Tunde! One of the many guys that had lost out to John. He had called her to say he was in town and could they meet up? She rang him back and agreed. It went well enough. He was on holidays, was married now and had his family holed up in Switzerland. She did not mince words. She needed money for her daughter. If he had anything untoward planned, that request killed it. It would take a man without conscience to demand sex in return from a close friend that needed his help.
‘I don’t travel with cash Nita, but I do have about eighty pounds on me.’
‘That will do just fine.’
He settled for a kiss on the cheek. And she rushed to put the money in the bank.

Finally it was her turn. Card in. Please enter your pin number. Dah dah dah and dah. Mika’s birthday so she would never forget it. Show balance. 80.58. She smiled. She had had just fifty eight pence in there before Tunde. Withdraw cash please. Other. Eight and zero. She pulled out the notes and planted them in her back pocket along with the card.
‘Oh Mika.’ Her daughter had kicked off her shoes and one sock. She bent over, put them back on and was straightening back up when she saw the bus pulling in. She would have to run to catch it.
‘Mika, our bus!’ She ran, pushing the buggy. The baby screeched with delight. It was a rare treat to move at that speed with the wind in her face. They whizzed past the beggar lady and both ladies shared a brief moment when their eyes locked. There was no time though. Those waiting at the bus stop had all gotten in and Anita had only seconds.
‘Wait, wait!’ She reached the bus just as the driver shut the doors. Nine times out of ten the driver, in that situation, would ignore her calls and keep going. This, luckily, was one of the rare ones. He opened the doors again. She heaved the buggy in, panting.
‘Day ticket please.’
‘Three pounds love.’ He even had a smile for her.
There had been a tenner among her bank notes. She reached into her back pocket and felt a sickening chill. The money was not there. She rummaged all her pockets, checked the buggy, searched Mika. No money. No, no, no, no, no.
‘Listen love, just take a seat.’ Most drivers would kick her out.
‘I will walk, I will walk.’ She whimpered, shaking all over and still batting her pockets in disbelief. How? She had come straight to the bus from the cash point. She watched the bus that was to take her home, drive away. Mika was laughing, craning her neck to catch her attention. People moved about their business. She was alone.
She retraced her steps, looking this way then that like a hawk searching for prey. She was soon standing in front of the cash machine having covered all the ground she had passed before. No money idly lying about. There were more than a handful of people milling around though. The money could now be resting safe in any one of their pockets. No familiar face. The beggar woman had left. What use was that anyways?

Eighty pounds! It was unbelievable. An answer to her prayers. it had been lying idly on the ground, looking like a plant in the low grass when she spotted it. Now Lami would have good food for a long time and she would not subject herself to humiliation for some time. She held the money to her breast and as the tears rolled down her eyes, she prayed for who had brought her a bit of good fortune. It was someone’s loss but she prayed for abundance, for happiness for the person.

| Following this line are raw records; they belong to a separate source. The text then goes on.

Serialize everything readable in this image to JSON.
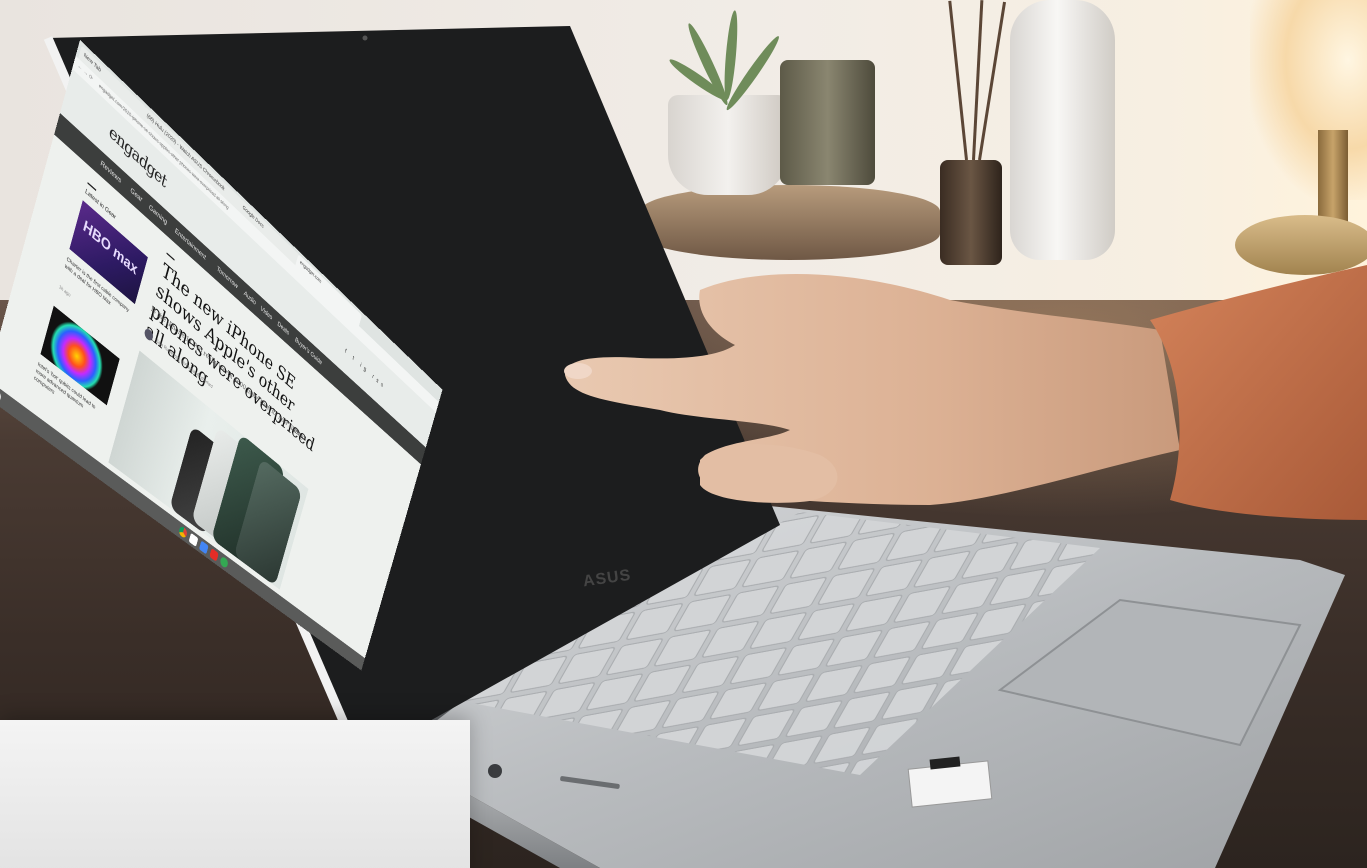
{
  "browser": {
    "tabs": [
      {
        "label": "New Tab"
      },
      {
        "label": "(66) Hulu (2020) - Watch ASUS Chromebook"
      },
      {
        "label": "Google Docs"
      },
      {
        "label": "engadget.com"
      }
    ],
    "url": "engadget.com/2020-iphone-se-shows-apples-other-phones-were-overpriced-all-along"
  },
  "site": {
    "logo": "engadget",
    "social": "f  t  ig  rss",
    "menu": [
      "Reviews",
      "Gear",
      "Gaming",
      "Entertainment",
      "Tomorrow",
      "Audio",
      "Video",
      "Deals",
      "Buyer's Guide"
    ],
    "latest_label": "Latest in Gear",
    "cards": [
      {
        "image_text": "HBO max",
        "caption": "Charter is the first cable company with a deal for HBO Max",
        "time": "1h ago"
      },
      {
        "image_text": "",
        "caption": "Intel's 'hot' qubits could lead to more advanced quantum computers"
      }
    ],
    "headline": "The new iPhone SE shows Apple's other phones were overpriced all along",
    "dek": "Is the iPhone 11 Pro really worth $600 more than its new sibling?",
    "comments_label": "2676",
    "byline": "Sam Rutherford, @AlsoSamRutherford"
  },
  "laptop": {
    "brand": "ASUS"
  },
  "colors": {
    "menu_bar": "#3c3e3d",
    "page_bg": "#eef1ee",
    "laptop_silver": "#b9bcbf",
    "desk": "#3b302a"
  },
  "icons": [
    "chrome-icon",
    "gmail-icon",
    "docs-icon",
    "youtube-icon",
    "play-store-icon",
    "launcher-icon"
  ]
}
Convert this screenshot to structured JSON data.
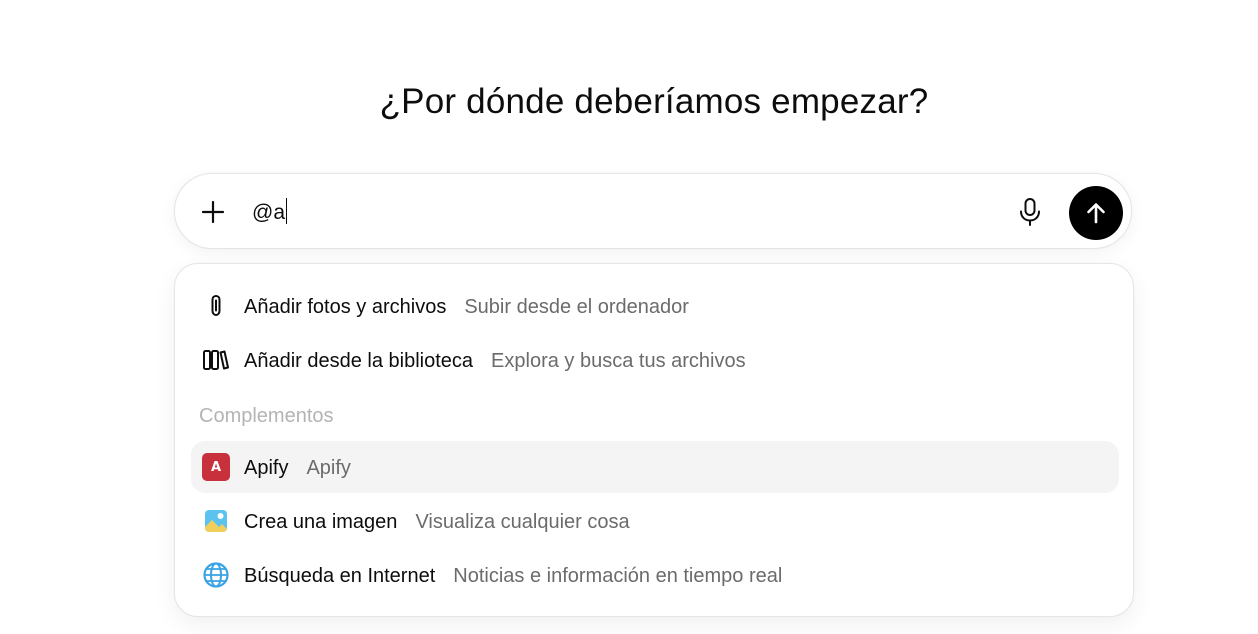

As she walked towards the nearest shops to silence her crying baby with food, she was still praying.

Anita gave it up. She did not know how she lost the money, would never know how. She was in for a long walk having turned down the good driver’s offer. She did not know where the next meal would come from or what she had to do next. She made her way home, pushing the buggy slowly in the windy evening. Cars zoomed past, shopkeepers hung up CLOSED signs, walking out of their shops in their large coats. She walked.
Half way there, while Mika laughed, she began whistling.